Spirit of the Valley
The Magazine of Mountain Wellness

~

OCTOBER/NOVEMBER 2005 - THE HARVEST & ENVIRONMENT ISSUE

 

Home

Advertising

Blog

Calendar

Columinsts

Environment

Good News!

Feature Articles

Meditation

Mission Statement

Movement

New to the Valley

Poetry Page

Product Review

Resource Directory

Submission Guidelines

Spirit on the Job

Valleys of Idaho

Yoga Life

Contact

 

 

Biodynamic Farmers Come to Bellevue

by Woody Wodraska

 

Barbara M V Scott, MSc, and Woody Wodraska, MS, have joined with Katherine Woods, Waldorf kindergarten teacher, for a new initiative in Bellevue--a Biodynamic garden and mini-farm for children, an integral part of Ms. Wood’s proposed Waldorf school on her property just north of town.

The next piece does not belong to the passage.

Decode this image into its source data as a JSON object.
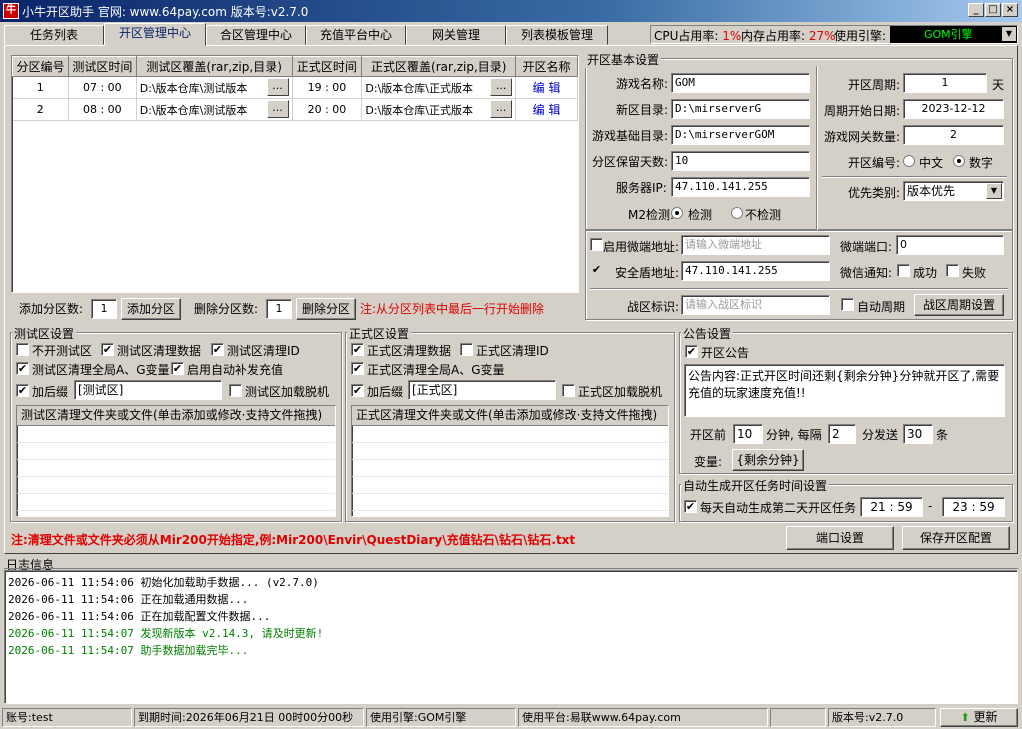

Barbara and Woody are long-time Biodynamic farmers and gardeners who sold their seed farm in British Columbia and came last month to direct the garden project.

Why Biodynamic gardening?  “Bio is life, dynamic means force,” Barbara says.  “Biodynamics is life force agriculture.  This dates back to Rudolf Steiner in the 1920s, long before anyone talked about organic gardening.  It’s organic plus taking into account all the energies--from the Earth and the heavens--that the plants, animals and minerals utilize.  The earthly and planetary energies need to be brought into balance.  This is the basis of good nutrition in food.”

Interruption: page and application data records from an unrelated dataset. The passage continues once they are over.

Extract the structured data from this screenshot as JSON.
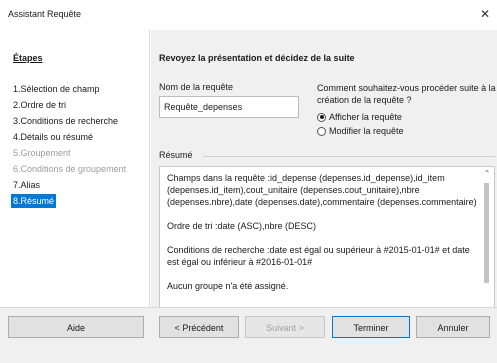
{
  "window": {
    "title": "Assistant Requête"
  },
  "sidebar": {
    "title": "Étapes",
    "steps": [
      {
        "label": "1.Sélection de champ",
        "state": "normal"
      },
      {
        "label": "2.Ordre de tri",
        "state": "normal"
      },
      {
        "label": "3.Conditions de recherche",
        "state": "normal"
      },
      {
        "label": "4.Détails ou résumé",
        "state": "normal"
      },
      {
        "label": "5.Groupement",
        "state": "disabled"
      },
      {
        "label": "6.Conditions de groupement",
        "state": "disabled"
      },
      {
        "label": "7.Alias",
        "state": "normal"
      },
      {
        "label": "8.Résumé",
        "state": "active"
      }
    ]
  },
  "main": {
    "heading": "Revoyez la présentation et décidez de la suite",
    "query_name_label": "Nom de la requête",
    "query_name_value": "Requête_depenses",
    "question": "Comment souhaitez-vous procéder suite à la création de la requête ?",
    "options": [
      {
        "label": "Afficher la requête",
        "selected": true
      },
      {
        "label": "Modifier la requête",
        "selected": false
      }
    ],
    "summary_label": "Résumé",
    "summary_paragraphs": [
      "Champs dans la requête :id_depense (depenses.id_depense),id_item (depenses.id_item),cout_unitaire (depenses.cout_unitaire),nbre (depenses.nbre),date (depenses.date),commentaire (depenses.commentaire)",
      "Ordre de tri :date (ASC),nbre (DESC)",
      "Conditions de recherche :date est égal ou supérieur à #2015-01-01# et date est égal ou inférieur à #2016-01-01#",
      "Aucun groupe n'a été assigné."
    ]
  },
  "footer": {
    "help_label": "Aide",
    "prev_label": "< Précédent",
    "next_label": "Suivant >",
    "finish_label": "Terminer",
    "cancel_label": "Annuler"
  },
  "colors": {
    "active_step": "#0078d7",
    "disabled_text": "#9c9c9c",
    "panel_bg": "#f0f0f0"
  }
}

“So often when we think of organic gardens we think of all the nasty things we don’t use--pesticides, harsh chemicals, unnatural technology,” Woody added.  “In Biodynamics it goes without saying that we shun these.  But what we focus on is the positive, the life-affirming techniques that Steiner suggested and farmers have been developing for 80 years.  These include homeopathic sprays and additives to the compost, made from herbs and naturally occurring minerals.” 

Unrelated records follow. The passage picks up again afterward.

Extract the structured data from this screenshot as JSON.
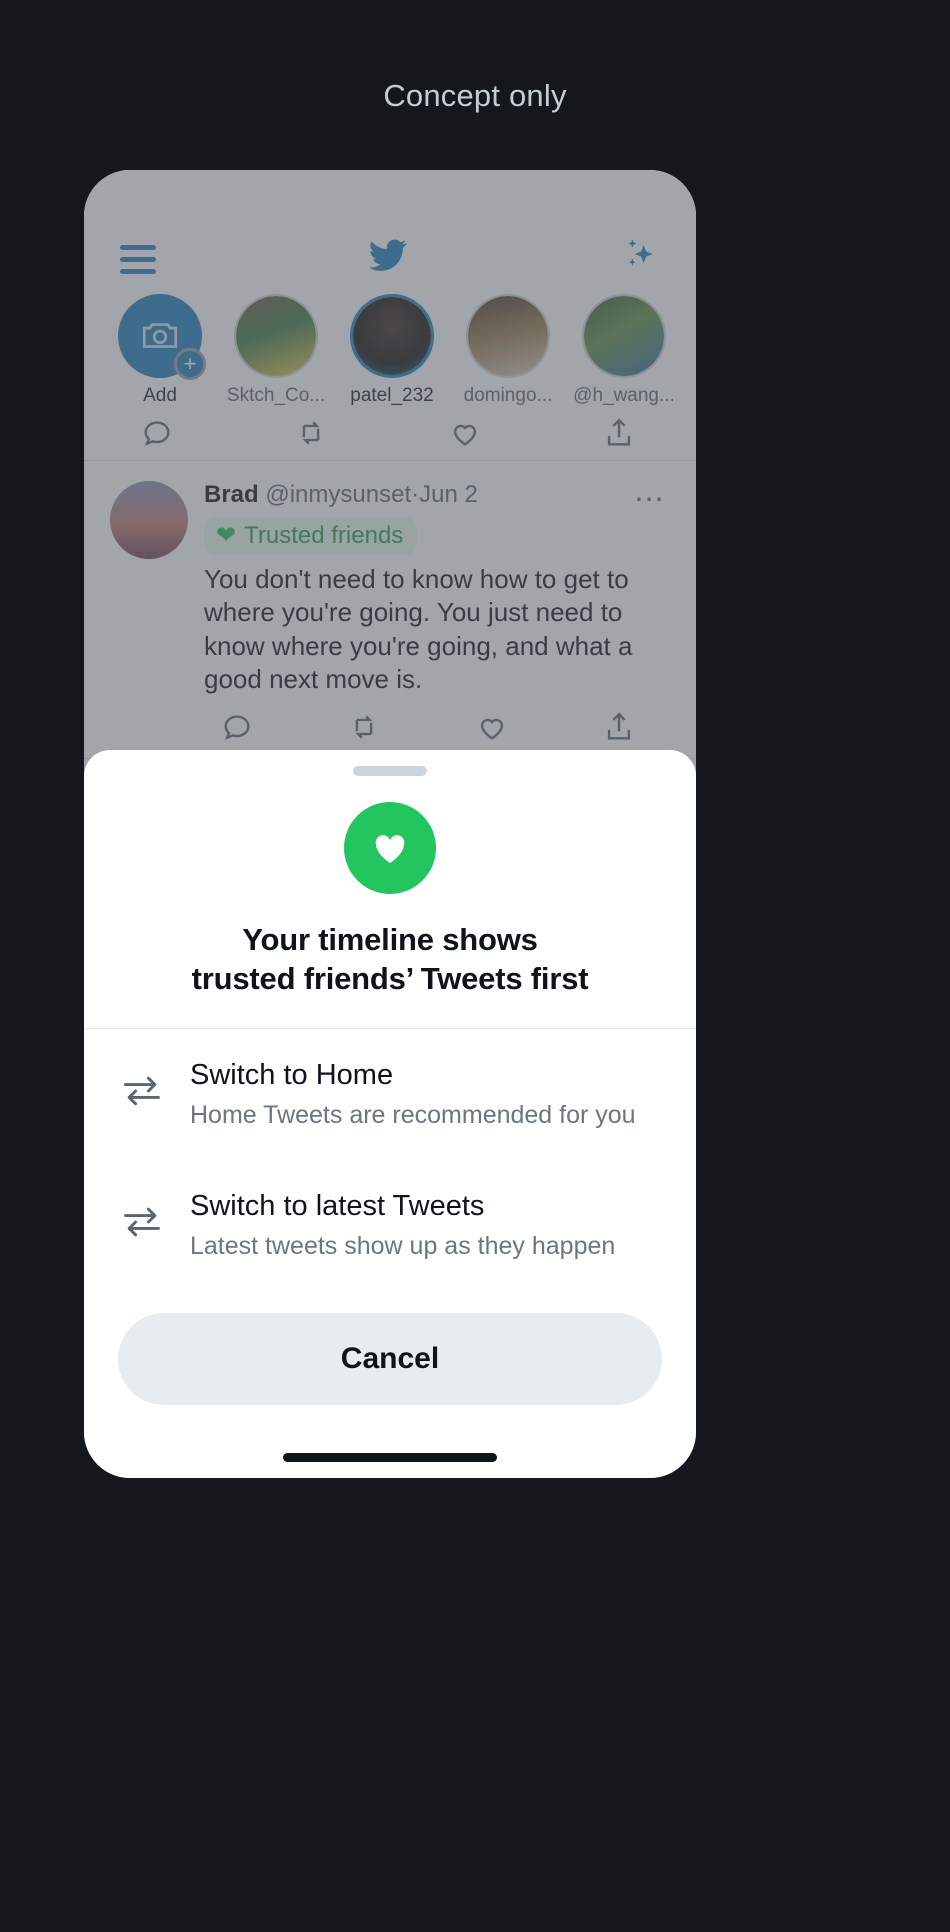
{
  "page": {
    "caption": "Concept only",
    "background_color": "#14181d",
    "caption_color": "#c4cdd6"
  },
  "app_header": {
    "menu_icon": "hamburger-menu-icon",
    "logo_icon": "twitter-bird-icon",
    "sparkle_icon": "sparkle-icon",
    "accent_color": "#1d7ebd"
  },
  "stories": {
    "items": [
      {
        "label": "Add",
        "type": "add",
        "icon": "camera-icon",
        "active": false
      },
      {
        "label": "Sktch_Co...",
        "type": "avatar",
        "active": false
      },
      {
        "label": "patel_232",
        "type": "avatar",
        "active": true
      },
      {
        "label": "domingo...",
        "type": "avatar",
        "active": false
      },
      {
        "label": "@h_wang...",
        "type": "avatar",
        "active": false
      }
    ]
  },
  "timeline": {
    "tweet": {
      "name": "Brad",
      "handle": "@inmysunset",
      "separator": "·",
      "date": "Jun 2",
      "badge": {
        "label": "Trusted friends",
        "icon": "heart-icon",
        "text_color": "#1e9e52",
        "background_color": "#eafbf0"
      },
      "text": "You don't need to know how to get to where you're going. You just need to know where you're going, and what a good next move is.",
      "actions": [
        {
          "icon": "reply-icon"
        },
        {
          "icon": "retweet-icon"
        },
        {
          "icon": "like-icon"
        },
        {
          "icon": "share-icon"
        }
      ],
      "more_icon": "more-options-icon"
    },
    "clipped_tweet_above": {
      "actions": [
        {
          "icon": "reply-icon"
        },
        {
          "icon": "retweet-icon"
        },
        {
          "icon": "like-icon"
        },
        {
          "icon": "share-icon"
        }
      ]
    },
    "clipped_tweet_below": {
      "more_icon": "more-options-icon"
    }
  },
  "sheet": {
    "grabber": "drag-handle",
    "icon": "heart-icon",
    "icon_background_color": "#22c55e",
    "title_line1": "Your timeline shows",
    "title_line2": "trusted friends’ Tweets first",
    "options": [
      {
        "icon": "swap-arrows-icon",
        "title": "Switch to Home",
        "description": "Home Tweets are recommended for you"
      },
      {
        "icon": "swap-arrows-icon",
        "title": "Switch to latest Tweets",
        "description": "Latest tweets show up as they happen"
      }
    ],
    "cancel_label": "Cancel"
  }
}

Why here in the Wood River valley?  “Because,” they say, “this is where we were called when we retired from our seed farm in British Columbia." 

by Woody and Barbara     

    We have always been teachers, Barbara and I.  We find ourselves at a time in life when the amount we can teach, supervise, manage, and organize is much enhanced by our many years of experience. We’ve taught in workshop settings, and in hand-on gardening situations with apprentices. This is pretty much the way we’ve always done it, with adults. But now comes to us an opportunity to direct a garden program at a new Waldorf School where there is intended a kindergarten program,  an after school program for first to sixth graders as well, and a summer camp. Teaching the young ones will not be the same at all. And so we have to learn first from them. The children will teach us: How to observe what is really happening, without expectations and jumping to conclusions. How to take real joy in growth, abundance, color, fragrance, bugs, sunshine. How to have FUN. How to see behind things. How not to worry. How to be in the NOW. How to be surprised. How to invoke magic. How to have innocence, wonder, awe. How to be spontaneous. How to call in the Nature Spirits. How to be open. How to be curious. 

What a concept for us, to be spontaneous, not to know it all, to be open to the mystery…JUST LIKE A CHILD! 

And the children too will learn:

* That real food doesn’t come wrapped in plastic film, or grow on supermarket shelves and fast food kitchens;

* That we can have a real relationship with our Ultimate Mother, the Gaian Mother Earth;

* That real food comes from the soil--let’s pull a bright carrot from the dark earth...pluck delectable lettuce and spinach leaves...watch a tomato ripen from green to orange to crimson.

* They’ll learn diligence, faithfulness, how to tend living things--exploring a handful of living soil, discovering a hen’s egg in the nest, shaking a jar of rich cream until a golden lump of butter forms.

First on the agenda for the garden program is a passive solar geodesic dome greenhouse, built this month before the snow flies.  Then come baby chicks, and in the spring a Jersey cow due to calve. Finally, goats and bees.  Meanwhile the gardens, compost piles will take form.  All to be ready when the children come, for that’s what it’s all about...nutrition and education.

This we believe, along with Kate: That we can all learn and teach others to have a reverence for life, that balance between body, imagination and intellect is possible only with good nutrition, and that this balance is the foundation for lifelong learning and service.

For more information on

The Mountain School

see

www.themountainschool.info.